After the interview with presenters Louise Minchin and Charlie Stayt, some of the complaints were read out on air. The hosts then apologised and read out a personal apology from Mr Bainbridge.
One viewer, an employee of learning disability charity Mencap, said she was "shocked" and "disgusted" by the comments.
Ciara Evans, who has a learning disability, urged Mr Bainbridge to "engage his brain before his mouth".
One of the complaints read out on air came from a Dr Sullivan, who said: "As a clinical psychologist who has worked with many people who have an IQ below 60, I find these comments to be offensive and completely incorrect.
"Such comments perpetuate the stigma around an individual with learning difficulties."

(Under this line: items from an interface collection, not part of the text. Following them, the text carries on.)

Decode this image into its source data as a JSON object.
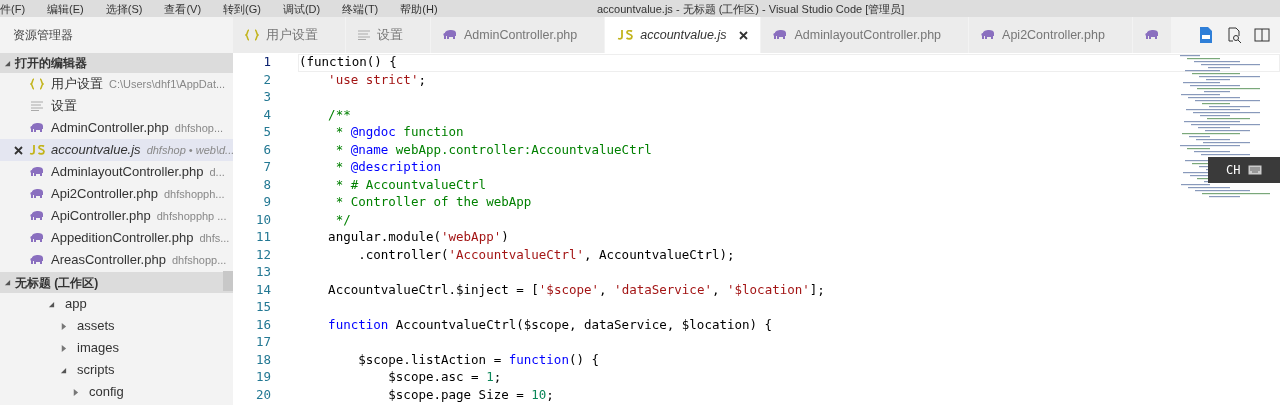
{
  "menu": [
    "件(F)",
    "编辑(E)",
    "选择(S)",
    "查看(V)",
    "转到(G)",
    "调试(D)",
    "终端(T)",
    "帮助(H)"
  ],
  "window": {
    "title": "accountvalue.js - 无标题 (工作区) - Visual Studio Code [管理员]"
  },
  "sidebar": {
    "title": "资源管理器",
    "open_editors": {
      "label": "打开的编辑器",
      "expanded": true,
      "items": [
        {
          "kind": "json",
          "name": "用户设置",
          "path": "C:\\Users\\dhf1\\AppDat...",
          "selected": false
        },
        {
          "kind": "settings",
          "name": "设置",
          "selected": false
        },
        {
          "kind": "php",
          "name": "AdminController.php",
          "path": "dhfshop...",
          "selected": false,
          "italic": false
        },
        {
          "kind": "js",
          "name": "accountvalue.js",
          "path": "dhfshop • web\\d...",
          "selected": true,
          "italic": true
        },
        {
          "kind": "php",
          "name": "AdminlayoutController.php",
          "path": "d...",
          "selected": false,
          "italic": false
        },
        {
          "kind": "php",
          "name": "Api2Controller.php",
          "path": "dhfshopph...",
          "selected": false,
          "italic": false
        },
        {
          "kind": "php",
          "name": "ApiController.php",
          "path": "dhfshopphp ...",
          "selected": false,
          "italic": false
        },
        {
          "kind": "php",
          "name": "AppeditionController.php",
          "path": "dhfs...",
          "selected": false,
          "italic": false
        },
        {
          "kind": "php",
          "name": "AreasController.php",
          "path": "dhfshopp...",
          "selected": false,
          "italic": false
        }
      ]
    },
    "workspace": {
      "label": "无标题 (工作区)",
      "expanded": true,
      "tree": [
        {
          "name": "app",
          "expanded": true,
          "children": [
            {
              "name": "assets",
              "expanded": false
            },
            {
              "name": "images",
              "expanded": false
            },
            {
              "name": "scripts",
              "expanded": true,
              "children": [
                {
                  "name": "config",
                  "expanded": false
                }
              ]
            }
          ]
        }
      ]
    }
  },
  "tabs": [
    {
      "kind": "json",
      "label": "用户设置",
      "selected": false
    },
    {
      "kind": "settings",
      "label": "设置",
      "selected": false
    },
    {
      "kind": "php",
      "label": "AdminController.php",
      "selected": false,
      "italic": false
    },
    {
      "kind": "js",
      "label": "accountvalue.js",
      "selected": true,
      "italic": true
    },
    {
      "kind": "php",
      "label": "AdminlayoutController.php",
      "selected": false,
      "italic": false
    },
    {
      "kind": "php",
      "label": "Api2Controller.php",
      "selected": false,
      "italic": false
    },
    {
      "kind": "php",
      "selected": false
    }
  ],
  "editor": {
    "lines": [
      {
        "n": "1",
        "tokens": [
          {
            "kind": "plain",
            "text": "(function() {"
          }
        ]
      },
      {
        "n": "2",
        "tokens": [
          {
            "kind": "string",
            "text": "    'use strict'"
          },
          {
            "kind": "plain",
            "text": ";"
          }
        ]
      },
      {
        "n": "3"
      },
      {
        "n": "4",
        "tokens": [
          {
            "kind": "comment",
            "text": "    /**"
          }
        ]
      },
      {
        "n": "5",
        "tokens": [
          {
            "kind": "comment",
            "text": "     *"
          },
          {
            "kind": "doctag",
            "text": " @ngdoc"
          },
          {
            "kind": "comment",
            "text": " function"
          }
        ]
      },
      {
        "n": "6",
        "tokens": [
          {
            "kind": "comment",
            "text": "     *"
          },
          {
            "kind": "doctag",
            "text": " @name"
          },
          {
            "kind": "comment",
            "text": " webApp.controller:AccountvalueCtrl"
          }
        ]
      },
      {
        "n": "7",
        "tokens": [
          {
            "kind": "comment",
            "text": "     *"
          },
          {
            "kind": "doctag",
            "text": " @description"
          }
        ]
      },
      {
        "n": "8",
        "tokens": [
          {
            "kind": "comment",
            "text": "     * # AccountvalueCtrl"
          }
        ]
      },
      {
        "n": "9",
        "tokens": [
          {
            "kind": "comment",
            "text": "     * Controller of the webApp"
          }
        ]
      },
      {
        "n": "10",
        "tokens": [
          {
            "kind": "comment",
            "text": "     */"
          }
        ]
      },
      {
        "n": "11",
        "tokens": [
          {
            "kind": "plain",
            "text": "    angular.module("
          },
          {
            "kind": "string",
            "text": "'webApp'"
          },
          {
            "kind": "plain",
            "text": ")"
          }
        ]
      },
      {
        "n": "12",
        "tokens": [
          {
            "kind": "plain",
            "text": "        .controller("
          },
          {
            "kind": "string",
            "text": "'AccountvalueCtrl'"
          },
          {
            "kind": "plain",
            "text": ", AccountvalueCtrl);"
          }
        ]
      },
      {
        "n": "13"
      },
      {
        "n": "14",
        "tokens": [
          {
            "kind": "plain",
            "text": "    AccountvalueCtrl.$inject = ["
          },
          {
            "kind": "string",
            "text": "'$scope'"
          },
          {
            "kind": "plain",
            "text": ", "
          },
          {
            "kind": "string",
            "text": "'dataService'"
          },
          {
            "kind": "plain",
            "text": ", "
          },
          {
            "kind": "string",
            "text": "'$location'"
          },
          {
            "kind": "plain",
            "text": "];"
          }
        ]
      },
      {
        "n": "15"
      },
      {
        "n": "16",
        "tokens": [
          {
            "kind": "keyword",
            "text": "    function"
          },
          {
            "kind": "plain",
            "text": " AccountvalueCtrl($scope, dataService, $location) {"
          }
        ]
      },
      {
        "n": "17"
      },
      {
        "n": "18",
        "tokens": [
          {
            "kind": "plain",
            "text": "        $scope.listAction = "
          },
          {
            "kind": "keyword",
            "text": "function"
          },
          {
            "kind": "plain",
            "text": "() {"
          }
        ]
      },
      {
        "n": "19",
        "tokens": [
          {
            "kind": "plain",
            "text": "            $scope.asc = "
          },
          {
            "kind": "number",
            "text": "1"
          },
          {
            "kind": "plain",
            "text": ";"
          }
        ]
      },
      {
        "n": "20",
        "tokens": [
          {
            "kind": "plain",
            "text": "            $scope.page Size = "
          },
          {
            "kind": "number",
            "text": "10"
          },
          {
            "kind": "plain",
            "text": ";"
          }
        ]
      }
    ]
  },
  "ime": {
    "label": "CH"
  }
}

A BBC spokeswoman said: "A number of viewers contacted BBC Breakfast who were offended by comments made by a contributor during a live interview. Clearly, we do not condone the comments and sincerely apologise for the offence caused."